189. (William Shakespeare)

The experiences of time, from its swelling (the remove from the court in As You Like It) and contracting time (Richard II; Macbeth), of time bandying the lives of characters (early comedies), of characters clearing space in the determined march of history (Falstaff), suggests that Shakespeare’s openness to a variety of individuals and passions can be conceived as an imaginative openness and sensitivity to time, not as … Continue reading 189. (William Shakespeare)

65. (Thomas Carew)

Thomas Carew was a contributor to the flourishing of poetic elegance at the Caroline court in the years before the nation plunged into Civil Wars. He was friends with John Suckling and at least an acquaintance of Aurelian Townshend: a coterie to admire. One critical question is how Carew’s art can be distinguished from that of his peers, the list of whom might be extended … Continue reading 65. (Thomas Carew)

57. (Willa Cather)

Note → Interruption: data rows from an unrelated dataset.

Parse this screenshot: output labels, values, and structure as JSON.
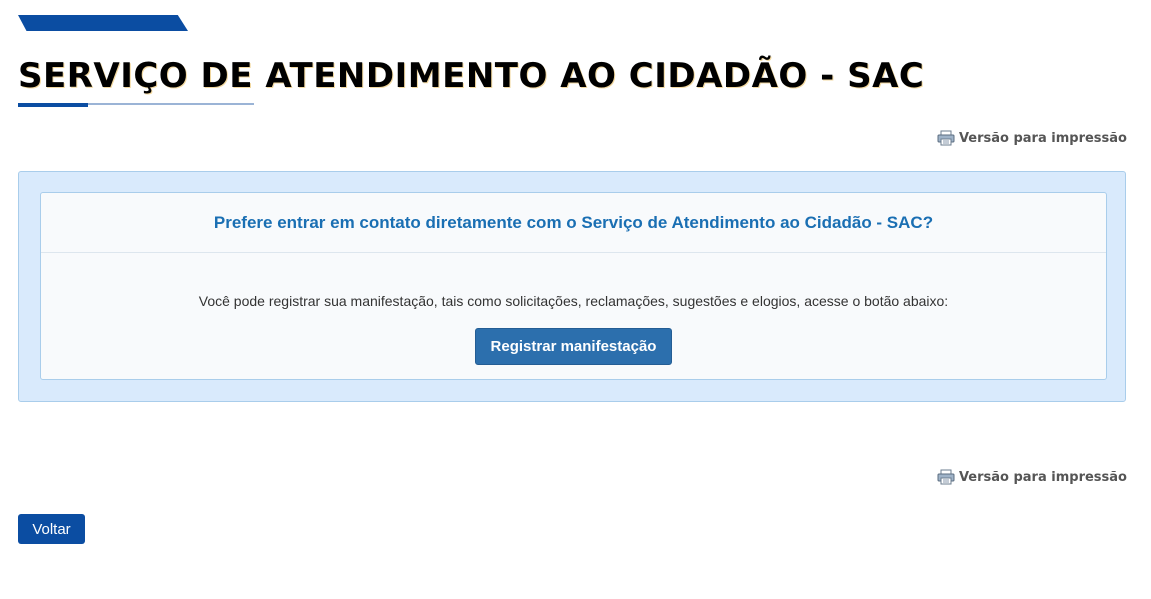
{
  "page": {
    "title": "SERVIÇO DE ATENDIMENTO AO CIDADÃO - SAC"
  },
  "print": {
    "label": "Versão para impressão",
    "icon": "printer-icon"
  },
  "sac": {
    "heading": "Prefere entrar em contato diretamente com o Serviço de Atendimento ao Cidadão - SAC?",
    "text": "Você pode registrar sua manifestação, tais como solicitações, reclamações, sugestões e elogios, acesse o botão abaixo:",
    "button_label": "Registrar manifestação"
  },
  "footer": {
    "back_label": "Voltar"
  },
  "colors": {
    "brand_blue": "#0b4da2",
    "heading_blue": "#1a6fb3",
    "panel_bg": "#d9eafc",
    "button_blue": "#2c6fad"
  }
}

Willa Cather invented a new sort of novel, as innovative as anything by her modernist peers, and distinguished from theirs in several ways—including, I think, how much her novel lets her successfully do. She has more than two great novels, but two of the indisputably great ones, Death Comes for the Archbishop and its precursor in publication and preoccupation The Professor’s House, stand apart and together for … Continue reading 57. (Willa Cather)